  6. ^ Scaria Kanniyakonil (2007). The Fundamentals of Bioethics: Legal Perspectives and Ethical Aproches. Oriental Institute of Religious Studies India. pp. 229–230. ISBN 9788188456284.
  7. ^ "Pikuach Nefesh: The Jewish Value of Saving a Life". My Jewish Learning. Retrieved 2023-05-08.
  8. ^ Feldman, David M. (August 23, 1983). "'Abortion: The Jewish View" (PDF). {{cite journal}}: Cite journal requires |journal= (help)
  9. ^ "Sanctity of Life | Facts about the Muslims & the Religion of Islam". Why Islam?. Retrieved 2023-05-12.
  10. ^ Adil, Adnan (2017-07-14). "Sanctity of life". DAWN.COM. Retrieved 2023-05-14.
  11. ^ a b "BBC - Religions - Islam: Abortion". Retrieved 2023-05-14.
  12. ^ a b Ayubi, Zahra. "There is no one Islamic interpretation on ethics of abortion, but the belief in God's mercy and compassion is a crucial part of any consideration". The Conversation. Retrieved 2023-05-14.
  13. ^ Al-Matary, Abdulrahman; Ali, Jaffar (2014-02-05). "Controversies and considerations regarding the termination of pregnancy for Foetal Anomalies in Islam". BMC Medical Ethics. 15 (1): 10. doi:10.1186/1472-6939-15-10. ISSN 1472-6939. PMC 3943453. PMID 24499356.
  14. ^ "Jainism Literature Center - Jain Education".

Further reading[edit]

  • Barry, Robert Laurence (2002). The Sanctity of Human Life and Its Protection. Lanham: University Press of America.
  • Bayertz, Kurt, ed. (1996). Sanctity of Life and Human Dignity.
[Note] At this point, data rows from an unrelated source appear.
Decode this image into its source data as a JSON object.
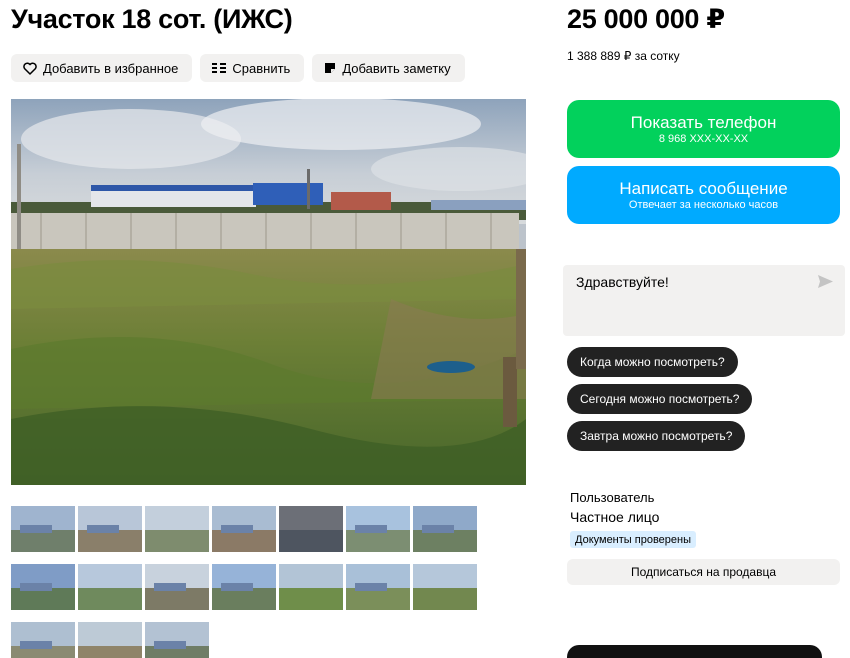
{
  "listing": {
    "title": "Участок 18 сот. (ИЖС)",
    "price": "25 000 000 ₽",
    "price_per_unit": "1 388 889 ₽ за сотку"
  },
  "actions": {
    "favorite": "Добавить в избранное",
    "compare": "Сравнить",
    "note": "Добавить заметку"
  },
  "contact": {
    "show_phone": "Показать телефон",
    "phone_masked": "8 968 XXX-XX-XX",
    "write_message": "Написать сообщение",
    "reply_time": "Отвечает за несколько часов"
  },
  "chat": {
    "draft_text": "Здравствуйте!",
    "quick_replies": [
      "Когда можно посмотреть?",
      "Сегодня можно посмотреть?",
      "Завтра можно посмотреть?"
    ]
  },
  "seller": {
    "role": "Пользователь",
    "type": "Частное лицо",
    "verified_badge": "Документы проверены",
    "subscribe": "Подписаться на продавца"
  },
  "gallery": {
    "thumbnail_count": 17,
    "active_index": 11,
    "thumbs": [
      {
        "sky": "#9fb4cf",
        "ground": "#6f7f6b",
        "building": true
      },
      {
        "sky": "#b8c6d8",
        "ground": "#8a7f6a",
        "building": true
      },
      {
        "sky": "#c3cfdc",
        "ground": "#7e8c6e",
        "building": false
      },
      {
        "sky": "#a9bcd2",
        "ground": "#8b7a66",
        "building": true
      },
      {
        "sky": "#6c6f77",
        "ground": "#4e5560",
        "building": false
      },
      {
        "sky": "#a8c2de",
        "ground": "#7c8e72",
        "building": true
      },
      {
        "sky": "#8fa9c9",
        "ground": "#6d8062",
        "building": true
      },
      {
        "sky": "#7f9cc6",
        "ground": "#5f7a58",
        "building": true
      },
      {
        "sky": "#b7c8dc",
        "ground": "#6f8a5d",
        "building": false
      },
      {
        "sky": "#c8d2dd",
        "ground": "#7d7a66",
        "building": true
      },
      {
        "sky": "#96b3d8",
        "ground": "#6a7e5e",
        "building": true
      },
      {
        "sky": "#b2c4d6",
        "ground": "#6f8e4a",
        "building": false
      },
      {
        "sky": "#a9c0d8",
        "ground": "#7b8f5a",
        "building": true
      },
      {
        "sky": "#b5c7da",
        "ground": "#72884f",
        "building": false
      },
      {
        "sky": "#aebfd1",
        "ground": "#8a8a72",
        "building": true
      },
      {
        "sky": "#bdcad6",
        "ground": "#8f8469",
        "building": false
      },
      {
        "sky": "#b3c2d3",
        "ground": "#6f7d66",
        "building": true
      }
    ]
  },
  "icons": {
    "favorite": "heart-icon",
    "compare": "compare-icon",
    "note": "note-icon",
    "send": "send-icon"
  },
  "colors": {
    "phone_button": "#02d15c",
    "message_button": "#00aaff",
    "active_thumb_border": "#22a7f0",
    "chip_bg": "#f2f1f0",
    "pill_bg": "#222222",
    "badge_bg": "#d9eeff"
  }
}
Philosophy and Medicine; v. 52. Dordrecht; Boston: Kluwer Academic.
  • Bernardin, Joseph Louis; et al. (1988). Consistent Ethic of Life. Kansas City, MO: Sheed & Ward.
  • Kass, Leon R. (March 1990). "Death with Dignity and the Sanctity of Life". Commentary. New York: American Jewish Committee. 89 (3): 33–43. ISSN 0010-2601. PMID 11652555.
  • Keyserlingk, Edward W. (1979). Sanctity of Life: or, Quality of Life in the Context of Ethics, Medicine, and Law: A Study. Protection of Life Series. Ottawa: Law Reform Commission of Canada. ISBN 9780662104452.
  • Kohl, Marvin (1974). The Morality of Killing; Sanctity of Life, Abortion, and Euthanasia. New York: Humanities Press. ISBN 9780391001954.
  • Kuhse, Helga (1987). The Sanctity-of-Life Doctrine in Medicine: A Critique. Oxford: Oxford University Press.
  • McCormick, Richard A. (1981). "The Quality of Life and the Sanctity of Life". How Brave a New World?: Dilemmas in Bioethics. New York: Doubleday: 383–402.
  • Singer, Peter (2002). Unsanctifying Human Life: essays on ethics. Oxford: Blackwell.
  • Wildes, Kevin Wm.; Francesc Abel; John C. Harvey (1992). Birth, Suffering, and Death: Catholic Perspectives at the Edges of Life. Dordrecht; Boston: Kluwer Academic.